Using web searches, I only find one example of the Contra Costa County Senior Taxpayers Group involved in policy issues: on June 18, 2009, Susan Swift – the executive director of the Contra Costa County Senior Taxpayers Group – spoke to the Brentwood City Council in support of a requirement for contractors to sign a Project Labor Agreement to work on the Brentwood Civic Center. (The union requirement was approved on a 3-2 vote.) Swift is a former staffer to two San Francisco Bay Area Democrat state legislators and received the endorsements of numerous Democrat politicians and unions when she ran unsuccessfully for Director of the West Contra Costa Healthcare District in 2004.

The real taxpayers’ organization in Contra Costa County is the Contra Costa Taxpayers Association. There is also a small group called the Alliance of Contra Costa Taxpayers, which still seems to pop up occasionally to oppose new taxes but whose web site has been neglected for several years.

The Mother Lode Taxpayers Association – BONA FIDE or a POLITICAL FRONT?

I was reminded last week of my old 2000 prediction about fake taxpayer groups when I read about the controversy concerning the legitimacy of the Mother Lode Taxpayers Association, a group founded in 2010 that established a Political Action Committee on April 12, 2012 for independent campaign expenditures in support of Frank Bigelow, a Republican candidate for the 5th Assembly District facing off in the June 5 primary against former Assemblyman Rico Oller.

Now, I’m guessing that Frank Bigelow (just like Rico Oller) would be a solid vote for fiscal responsibility in the California State Assembly. But I wouldn’t regard the three donors to the Mother Lode Taxpayers Association’s Political Action Committee to be special interest groups known for their philosophical resistance to relentless tax increases and government expansion. It received $150,000 from the California Real Estate Independent Expenditure Committee, $75,000 from the California Dental Association Independent Expenditure PAC, and $10,000 from the California Cattlemen’s Association PAC (CATTLE PAC).

The Howard Jarvis Taxpayers Association (which endorsed Rico Oller) issued a press release noting “fake taxpayer groups like this undermine legitimate taxpayer organizations…” Yet, I notice that the web site for the Mother Lode Taxpayers Association has been active in other local campaigns in the past three years: see here. The executive director, Heidi Morton, is active in Republican and conservative causes in Tuolumne County.
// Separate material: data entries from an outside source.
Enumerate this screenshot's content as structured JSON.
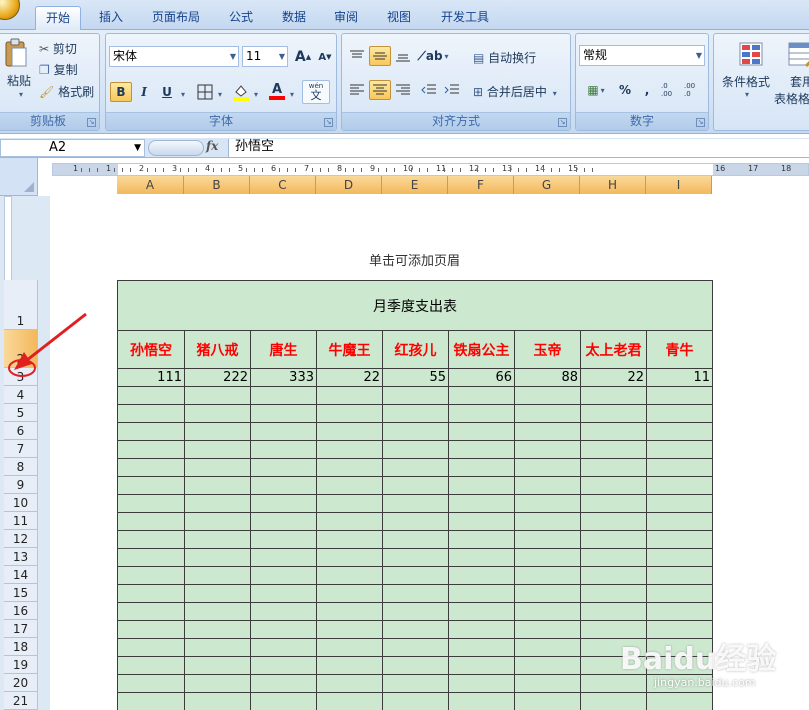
{
  "tabs": [
    "开始",
    "插入",
    "页面布局",
    "公式",
    "数据",
    "审阅",
    "视图",
    "开发工具"
  ],
  "active_tab": "开始",
  "clipboard": {
    "paste_label": "粘贴",
    "cut_label": "剪切",
    "copy_label": "复制",
    "format_painter_label": "格式刷",
    "group_label": "剪贴板"
  },
  "font": {
    "family": "宋体",
    "size": "11",
    "grow_label": "A",
    "shrink_label": "A",
    "bold_label": "B",
    "italic_label": "I",
    "underline_label": "U",
    "fill_color": "#ffff00",
    "font_color_label": "A",
    "font_color": "#ff0000",
    "phonetic_label": "wén",
    "phonetic_char": "文",
    "group_label": "字体"
  },
  "alignment": {
    "wrap_label": "自动换行",
    "merge_label": "合并后居中",
    "group_label": "对齐方式"
  },
  "number": {
    "format": "常规",
    "percent_label": "%",
    "comma_label": ",",
    "inc_decimal_label": ".0 .00",
    "dec_decimal_label": ".00 .0",
    "group_label": "数字"
  },
  "styles": {
    "cond_format_label": "条件格式",
    "table_format_label_1": "套用",
    "table_format_label_2": "表格格"
  },
  "formula_bar": {
    "name_box": "A2",
    "fx": "fx",
    "content": "孙悟空"
  },
  "ruler": {
    "left_numbers": [
      "1",
      "1",
      "2",
      "3",
      "4",
      "5",
      "6",
      "7",
      "8",
      "9",
      "10",
      "11",
      "12",
      "13",
      "14",
      "15"
    ],
    "right_numbers": [
      "16",
      "17",
      "18"
    ]
  },
  "columns": [
    "A",
    "B",
    "C",
    "D",
    "E",
    "F",
    "G",
    "H",
    "I"
  ],
  "rows": [
    "1",
    "2",
    "3",
    "4",
    "5",
    "6",
    "7",
    "8",
    "9",
    "10",
    "11",
    "12",
    "13",
    "14",
    "15",
    "16",
    "17",
    "18",
    "19",
    "20",
    "21"
  ],
  "page": {
    "header_hint": "单击可添加页眉"
  },
  "sheet": {
    "title": "月季度支出表",
    "headers": [
      "孙悟空",
      "猪八戒",
      "唐生",
      "牛魔王",
      "红孩儿",
      "铁扇公主",
      "玉帝",
      "太上老君",
      "青牛"
    ],
    "values": [
      "111",
      "222",
      "333",
      "22",
      "55",
      "66",
      "88",
      "22",
      "11"
    ]
  },
  "watermark": {
    "logo": "Baidu经验",
    "url": "jingyan.baidu.com"
  },
  "colors": {
    "cell_fill": "#cce8cf",
    "header_text": "#ff0000",
    "selected_header": "#f3b85c",
    "annotation": "#e02020"
  }
}
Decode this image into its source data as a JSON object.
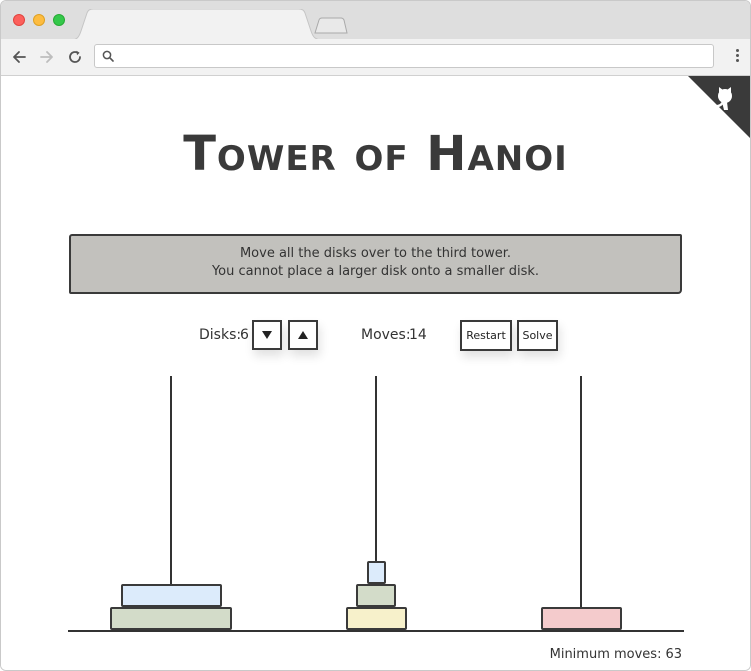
{
  "browser": {
    "address_placeholder": "",
    "colors": {
      "close": "#fc605c",
      "minimize": "#fdbc40",
      "maximize": "#34c84a"
    }
  },
  "page": {
    "title": "Tower of Hanoi",
    "instructions": {
      "line1": "Move all the disks over to the third tower.",
      "line2": "You cannot place a larger disk onto a smaller disk."
    },
    "controls": {
      "disks_label": "Disks:",
      "disks_value": "6",
      "decrease_icon": "triangle-down-icon",
      "increase_icon": "triangle-up-icon",
      "moves_label": "Moves:",
      "moves_value": "14",
      "restart_label": "Restart",
      "solve_label": "Solve"
    },
    "game": {
      "towers": [
        {
          "name": "tower-1",
          "disks": [
            {
              "size": 6,
              "color": "#d3dcc9"
            },
            {
              "size": 5,
              "color": "#dcebfb"
            }
          ]
        },
        {
          "name": "tower-2",
          "disks": [
            {
              "size": 3,
              "color": "#f7f1cb"
            },
            {
              "size": 2,
              "color": "#d3dcc9"
            },
            {
              "size": 1,
              "color": "#dcebfb"
            }
          ]
        },
        {
          "name": "tower-3",
          "disks": [
            {
              "size": 4,
              "color": "#f4cbcc"
            }
          ]
        }
      ]
    },
    "min_moves_label": "Minimum moves:",
    "min_moves_value": "63",
    "github_corner_icon": "octocat-icon"
  }
}
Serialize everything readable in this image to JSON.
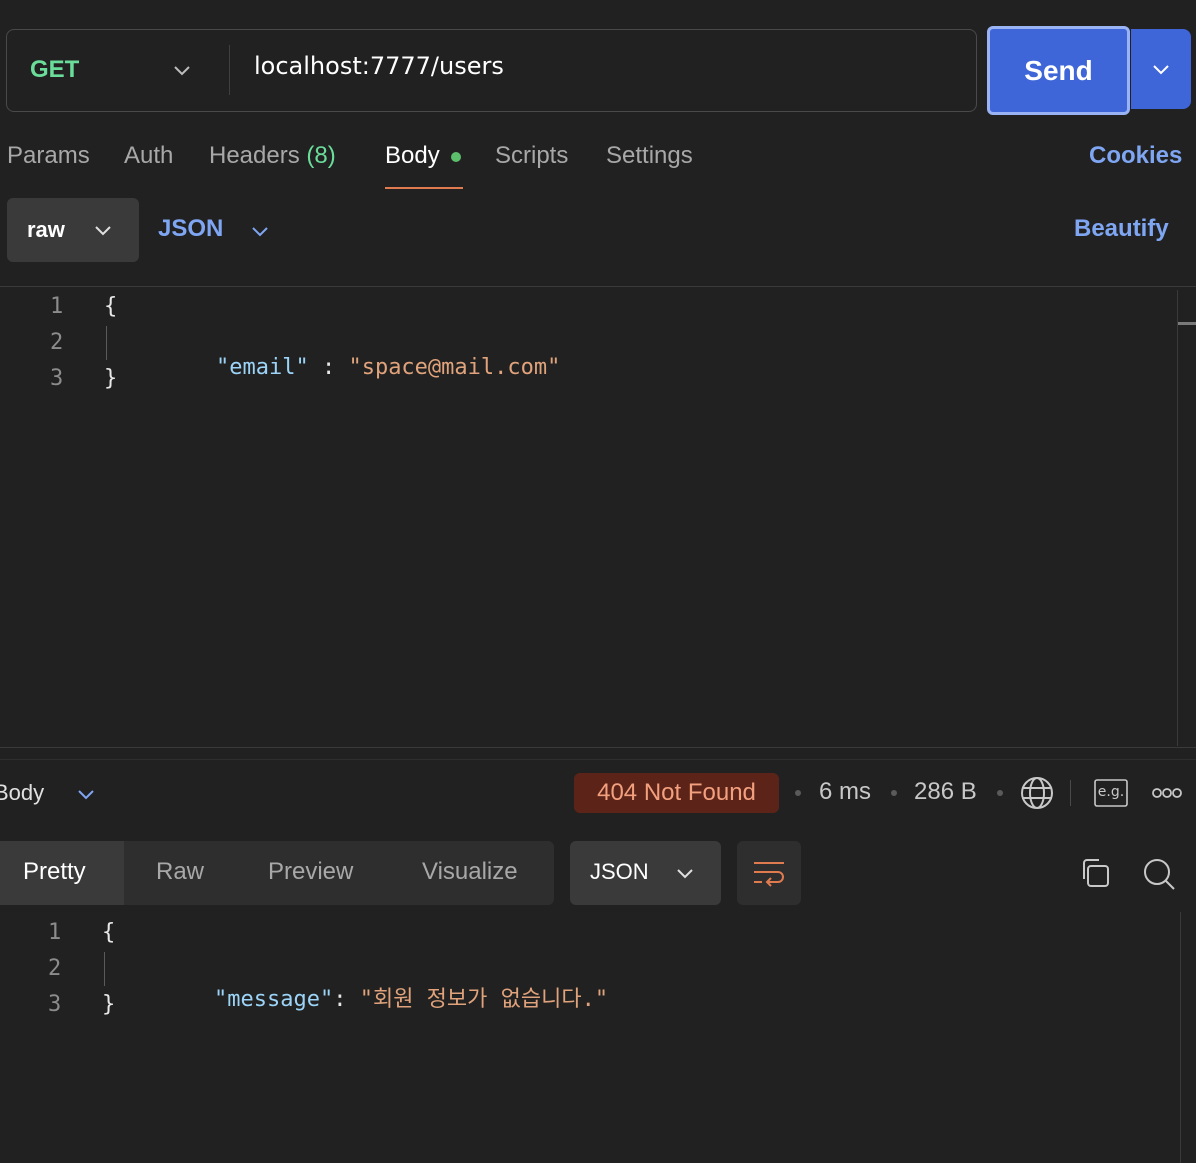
{
  "request": {
    "method": "GET",
    "url": "localhost:7777/users",
    "send_label": "Send",
    "tabs": [
      {
        "label": "Params"
      },
      {
        "label": "Auth"
      },
      {
        "label": "Headers",
        "count": "(8)"
      },
      {
        "label": "Body"
      },
      {
        "label": "Scripts"
      },
      {
        "label": "Settings"
      }
    ],
    "active_tab": "Body",
    "cookies_label": "Cookies",
    "body_mode": "raw",
    "body_format": "JSON",
    "beautify_label": "Beautify",
    "body_lines": [
      {
        "num": "1",
        "text": "{"
      },
      {
        "num": "2",
        "key": "\"email\"",
        "sep": " : ",
        "value": "\"space@mail.com\""
      },
      {
        "num": "3",
        "text": "}"
      }
    ]
  },
  "response": {
    "view_label": "Body",
    "status": "404 Not Found",
    "time": "6 ms",
    "size": "286 B",
    "example_label": "e.g.",
    "tabs": [
      {
        "label": "Pretty"
      },
      {
        "label": "Raw"
      },
      {
        "label": "Preview"
      },
      {
        "label": "Visualize"
      }
    ],
    "active_tab": "Pretty",
    "format": "JSON",
    "body_lines": [
      {
        "num": "1",
        "text": "{"
      },
      {
        "num": "2",
        "key": "\"message\"",
        "sep": ": ",
        "value": "\"회원 정보가 없습니다.\""
      },
      {
        "num": "3",
        "text": "}"
      }
    ]
  },
  "colors": {
    "background": "#212121",
    "accent": "#3e66d8",
    "method_get": "#6bdd9a",
    "link": "#7fa6f2",
    "status_error_bg": "#5c2418",
    "status_error_text": "#f3a07f",
    "json_key": "#9cd4f8",
    "json_string": "#e0a37b"
  }
}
So is the Mother Lode Taxpayers Association bona fide or not? I hope so, and I hope it will join the other legitimate taxpayer associations in California in the lonely fight for fiscal responsibility.

A Fairly Trustworthy List of Taxpayer Organizations in California

I don’t know every listed group, but I believe the National Taxpayers Union (based in Washington, D.C.) has posted a fairly accurate list of bona fide taxpayer groups in California: California is the Best Example of How to Run a State’s Economy into the Ground.